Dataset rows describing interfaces
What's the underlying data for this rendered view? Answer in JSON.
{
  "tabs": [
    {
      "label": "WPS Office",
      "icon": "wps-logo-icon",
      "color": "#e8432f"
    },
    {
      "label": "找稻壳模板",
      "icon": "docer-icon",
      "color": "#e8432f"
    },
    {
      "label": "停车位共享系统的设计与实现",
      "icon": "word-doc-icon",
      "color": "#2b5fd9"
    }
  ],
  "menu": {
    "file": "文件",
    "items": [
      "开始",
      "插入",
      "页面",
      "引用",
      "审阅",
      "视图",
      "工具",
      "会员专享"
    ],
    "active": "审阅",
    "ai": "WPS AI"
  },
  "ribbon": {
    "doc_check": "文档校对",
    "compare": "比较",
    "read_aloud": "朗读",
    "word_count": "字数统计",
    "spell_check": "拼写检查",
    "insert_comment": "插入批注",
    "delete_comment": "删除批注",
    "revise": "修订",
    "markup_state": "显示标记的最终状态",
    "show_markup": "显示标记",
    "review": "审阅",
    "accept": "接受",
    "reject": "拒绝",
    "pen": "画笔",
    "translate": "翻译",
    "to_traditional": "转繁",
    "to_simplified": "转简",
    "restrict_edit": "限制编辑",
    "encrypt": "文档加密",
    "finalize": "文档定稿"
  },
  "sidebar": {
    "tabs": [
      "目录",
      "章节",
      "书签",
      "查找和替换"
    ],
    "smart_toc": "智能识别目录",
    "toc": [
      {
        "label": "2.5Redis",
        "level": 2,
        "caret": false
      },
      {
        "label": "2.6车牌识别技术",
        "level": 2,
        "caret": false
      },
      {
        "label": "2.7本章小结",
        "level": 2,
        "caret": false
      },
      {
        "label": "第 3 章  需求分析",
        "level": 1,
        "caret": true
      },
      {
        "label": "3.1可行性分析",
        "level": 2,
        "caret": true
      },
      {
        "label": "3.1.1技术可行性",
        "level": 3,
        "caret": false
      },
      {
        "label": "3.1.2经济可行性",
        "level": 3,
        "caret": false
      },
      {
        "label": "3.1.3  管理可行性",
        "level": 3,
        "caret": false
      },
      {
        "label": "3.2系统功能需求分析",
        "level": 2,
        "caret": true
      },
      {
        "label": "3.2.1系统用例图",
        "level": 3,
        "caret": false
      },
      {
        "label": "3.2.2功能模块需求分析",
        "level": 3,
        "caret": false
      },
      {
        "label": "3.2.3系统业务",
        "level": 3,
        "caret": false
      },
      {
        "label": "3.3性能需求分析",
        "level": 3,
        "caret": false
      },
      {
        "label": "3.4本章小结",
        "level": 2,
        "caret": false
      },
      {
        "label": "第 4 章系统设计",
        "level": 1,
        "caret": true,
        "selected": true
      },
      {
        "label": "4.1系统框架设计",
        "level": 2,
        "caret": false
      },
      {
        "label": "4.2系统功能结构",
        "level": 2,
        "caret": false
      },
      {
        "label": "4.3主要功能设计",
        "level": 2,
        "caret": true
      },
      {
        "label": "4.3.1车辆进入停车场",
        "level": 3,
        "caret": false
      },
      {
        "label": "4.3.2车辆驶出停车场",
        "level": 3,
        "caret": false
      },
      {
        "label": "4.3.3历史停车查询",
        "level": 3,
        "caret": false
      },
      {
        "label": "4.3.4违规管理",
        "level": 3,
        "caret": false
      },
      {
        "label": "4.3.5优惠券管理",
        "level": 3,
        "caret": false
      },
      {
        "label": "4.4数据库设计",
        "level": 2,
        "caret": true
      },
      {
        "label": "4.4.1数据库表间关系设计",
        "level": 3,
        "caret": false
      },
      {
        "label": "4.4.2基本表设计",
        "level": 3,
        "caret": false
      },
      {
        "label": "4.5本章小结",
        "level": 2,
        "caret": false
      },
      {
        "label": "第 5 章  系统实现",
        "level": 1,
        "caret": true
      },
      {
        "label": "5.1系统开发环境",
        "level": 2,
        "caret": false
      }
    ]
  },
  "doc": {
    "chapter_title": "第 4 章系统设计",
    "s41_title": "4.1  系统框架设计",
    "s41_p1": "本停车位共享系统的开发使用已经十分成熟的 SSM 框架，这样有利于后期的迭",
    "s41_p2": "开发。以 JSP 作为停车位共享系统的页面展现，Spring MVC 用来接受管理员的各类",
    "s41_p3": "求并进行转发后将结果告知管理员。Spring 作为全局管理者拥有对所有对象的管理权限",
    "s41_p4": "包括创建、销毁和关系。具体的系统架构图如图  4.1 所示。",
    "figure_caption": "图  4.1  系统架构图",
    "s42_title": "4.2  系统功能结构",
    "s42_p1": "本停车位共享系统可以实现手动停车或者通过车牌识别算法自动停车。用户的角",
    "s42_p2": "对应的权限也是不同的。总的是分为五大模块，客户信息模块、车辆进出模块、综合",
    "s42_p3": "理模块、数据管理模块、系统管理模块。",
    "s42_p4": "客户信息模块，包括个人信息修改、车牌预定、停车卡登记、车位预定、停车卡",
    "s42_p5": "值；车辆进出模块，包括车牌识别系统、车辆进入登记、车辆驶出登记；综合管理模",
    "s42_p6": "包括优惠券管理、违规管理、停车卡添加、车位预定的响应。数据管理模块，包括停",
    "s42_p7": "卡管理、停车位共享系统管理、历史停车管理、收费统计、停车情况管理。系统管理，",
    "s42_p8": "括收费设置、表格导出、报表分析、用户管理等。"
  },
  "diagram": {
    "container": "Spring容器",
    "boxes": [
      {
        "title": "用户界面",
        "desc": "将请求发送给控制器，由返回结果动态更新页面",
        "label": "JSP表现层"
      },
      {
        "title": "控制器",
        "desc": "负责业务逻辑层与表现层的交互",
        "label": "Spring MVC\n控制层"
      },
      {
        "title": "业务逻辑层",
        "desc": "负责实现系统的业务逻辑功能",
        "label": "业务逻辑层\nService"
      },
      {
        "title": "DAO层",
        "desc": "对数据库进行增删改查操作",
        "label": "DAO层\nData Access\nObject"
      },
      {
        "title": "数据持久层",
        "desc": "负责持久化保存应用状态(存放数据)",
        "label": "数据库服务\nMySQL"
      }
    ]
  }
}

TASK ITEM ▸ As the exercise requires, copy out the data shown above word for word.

SOLUTION TO THIS TASK ▸
What's the underlying data for this rendered view? Answer in JSON.
{
  "tabs": [
    {
      "label": "WPS Office",
      "icon": "wps-logo-icon",
      "color": "#e8432f"
    },
    {
      "label": "找稻壳模板",
      "icon": "docer-icon",
      "color": "#e8432f"
    },
    {
      "label": "停车位共享系统的设计与实现",
      "icon": "word-doc-icon",
      "color": "#2b5fd9"
    }
  ],
  "menu": {
    "file": "文件",
    "items": [
      "开始",
      "插入",
      "页面",
      "引用",
      "审阅",
      "视图",
      "工具",
      "会员专享"
    ],
    "active": "审阅",
    "ai": "WPS AI"
  },
  "ribbon": {
    "doc_check": "文档校对",
    "compare": "比较",
    "read_aloud": "朗读",
    "word_count": "字数统计",
    "spell_check": "拼写检查",
    "insert_comment": "插入批注",
    "delete_comment": "删除批注",
    "revise": "修订",
    "markup_state": "显示标记的最终状态",
    "show_markup": "显示标记",
    "review": "审阅",
    "accept": "接受",
    "reject": "拒绝",
    "pen": "画笔",
    "translate": "翻译",
    "to_traditional": "转繁",
    "to_simplified": "转简",
    "restrict_edit": "限制编辑",
    "encrypt": "文档加密",
    "finalize": "文档定稿"
  },
  "sidebar": {
    "tabs": [
      "目录",
      "章节",
      "书签",
      "查找和替换"
    ],
    "smart_toc": "智能识别目录",
    "toc": [
      {
        "label": "2.5Redis",
        "level": 2,
        "caret": false
      },
      {
        "label": "2.6车牌识别技术",
        "level": 2,
        "caret": false
      },
      {
        "label": "2.7本章小结",
        "level": 2,
        "caret": false
      },
      {
        "label": "第 3 章  需求分析",
        "level": 1,
        "caret": true
      },
      {
        "label": "3.1可行性分析",
        "level": 2,
        "caret": true
      },
      {
        "label": "3.1.1技术可行性",
        "level": 3,
        "caret": false
      },
      {
        "label": "3.1.2经济可行性",
        "level": 3,
        "caret": false
      },
      {
        "label": "3.1.3  管理可行性",
        "level": 3,
        "caret": false
      },
      {
        "label": "3.2系统功能需求分析",
        "level": 2,
        "caret": true
      },
      {
        "label": "3.2.1系统用例图",
        "level": 3,
        "caret": false
      },
      {
        "label": "3.2.2功能模块需求分析",
        "level": 3,
        "caret": false
      },
      {
        "label": "3.2.3系统业务",
        "level": 3,
        "caret": false
      },
      {
        "label": "3.3性能需求分析",
        "level": 3,
        "caret": false
      },
      {
        "label": "3.4本章小结",
        "level": 2,
        "caret": false
      },
      {
        "label": "第 4 章系统设计",
        "level": 1,
        "caret": true,
        "selected": true
      },
      {
        "label": "4.1系统框架设计",
        "level": 2,
        "caret": false
      },
      {
        "label": "4.2系统功能结构",
        "level": 2,
        "caret": false
      },
      {
        "label": "4.3主要功能设计",
        "level": 2,
        "caret": true
      },
      {
        "label": "4.3.1车辆进入停车场",
        "level": 3,
        "caret": false
      },
      {
        "label": "4.3.2车辆驶出停车场",
        "level": 3,
        "caret": false
      },
      {
        "label": "4.3.3历史停车查询",
        "level": 3,
        "caret": false
      },
      {
        "label": "4.3.4违规管理",
        "level": 3,
        "caret": false
      },
      {
        "label": "4.3.5优惠券管理",
        "level": 3,
        "caret": false
      },
      {
        "label": "4.4数据库设计",
        "level": 2,
        "caret": true
      },
      {
        "label": "4.4.1数据库表间关系设计",
        "level": 3,
        "caret": false
      },
      {
        "label": "4.4.2基本表设计",
        "level": 3,
        "caret": false
      },
      {
        "label": "4.5本章小结",
        "level": 2,
        "caret": false
      },
      {
        "label": "第 5 章  系统实现",
        "level": 1,
        "caret": true
      },
      {
        "label": "5.1系统开发环境",
        "level": 2,
        "caret": false
      }
    ]
  },
  "doc": {
    "chapter_title": "第 4 章系统设计",
    "s41_title": "4.1  系统框架设计",
    "s41_p1": "本停车位共享系统的开发使用已经十分成熟的 SSM 框架，这样有利于后期的迭",
    "s41_p2": "开发。以 JSP 作为停车位共享系统的页面展现，Spring MVC 用来接受管理员的各类",
    "s41_p3": "求并进行转发后将结果告知管理员。Spring 作为全局管理者拥有对所有对象的管理权限",
    "s41_p4": "包括创建、销毁和关系。具体的系统架构图如图  4.1 所示。",
    "figure_caption": "图  4.1  系统架构图",
    "s42_title": "4.2  系统功能结构",
    "s42_p1": "本停车位共享系统可以实现手动停车或者通过车牌识别算法自动停车。用户的角",
    "s42_p2": "对应的权限也是不同的。总的是分为五大模块，客户信息模块、车辆进出模块、综合",
    "s42_p3": "理模块、数据管理模块、系统管理模块。",
    "s42_p4": "客户信息模块，包括个人信息修改、车牌预定、停车卡登记、车位预定、停车卡",
    "s42_p5": "值；车辆进出模块，包括车牌识别系统、车辆进入登记、车辆驶出登记；综合管理模",
    "s42_p6": "包括优惠券管理、违规管理、停车卡添加、车位预定的响应。数据管理模块，包括停",
    "s42_p7": "卡管理、停车位共享系统管理、历史停车管理、收费统计、停车情况管理。系统管理，",
    "s42_p8": "括收费设置、表格导出、报表分析、用户管理等。"
  },
  "diagram": {
    "container": "Spring容器",
    "boxes": [
      {
        "title": "用户界面",
        "desc": "将请求发送给控制器，由返回结果动态更新页面",
        "label": "JSP表现层"
      },
      {
        "title": "控制器",
        "desc": "负责业务逻辑层与表现层的交互",
        "label": "Spring MVC\n控制层"
      },
      {
        "title": "业务逻辑层",
        "desc": "负责实现系统的业务逻辑功能",
        "label": "业务逻辑层\nService"
      },
      {
        "title": "DAO层",
        "desc": "对数据库进行增删改查操作",
        "label": "DAO层\nData Access\nObject"
      },
      {
        "title": "数据持久层",
        "desc": "负责持久化保存应用状态(存放数据)",
        "label": "数据库服务\nMySQL"
      }
    ]
  }
}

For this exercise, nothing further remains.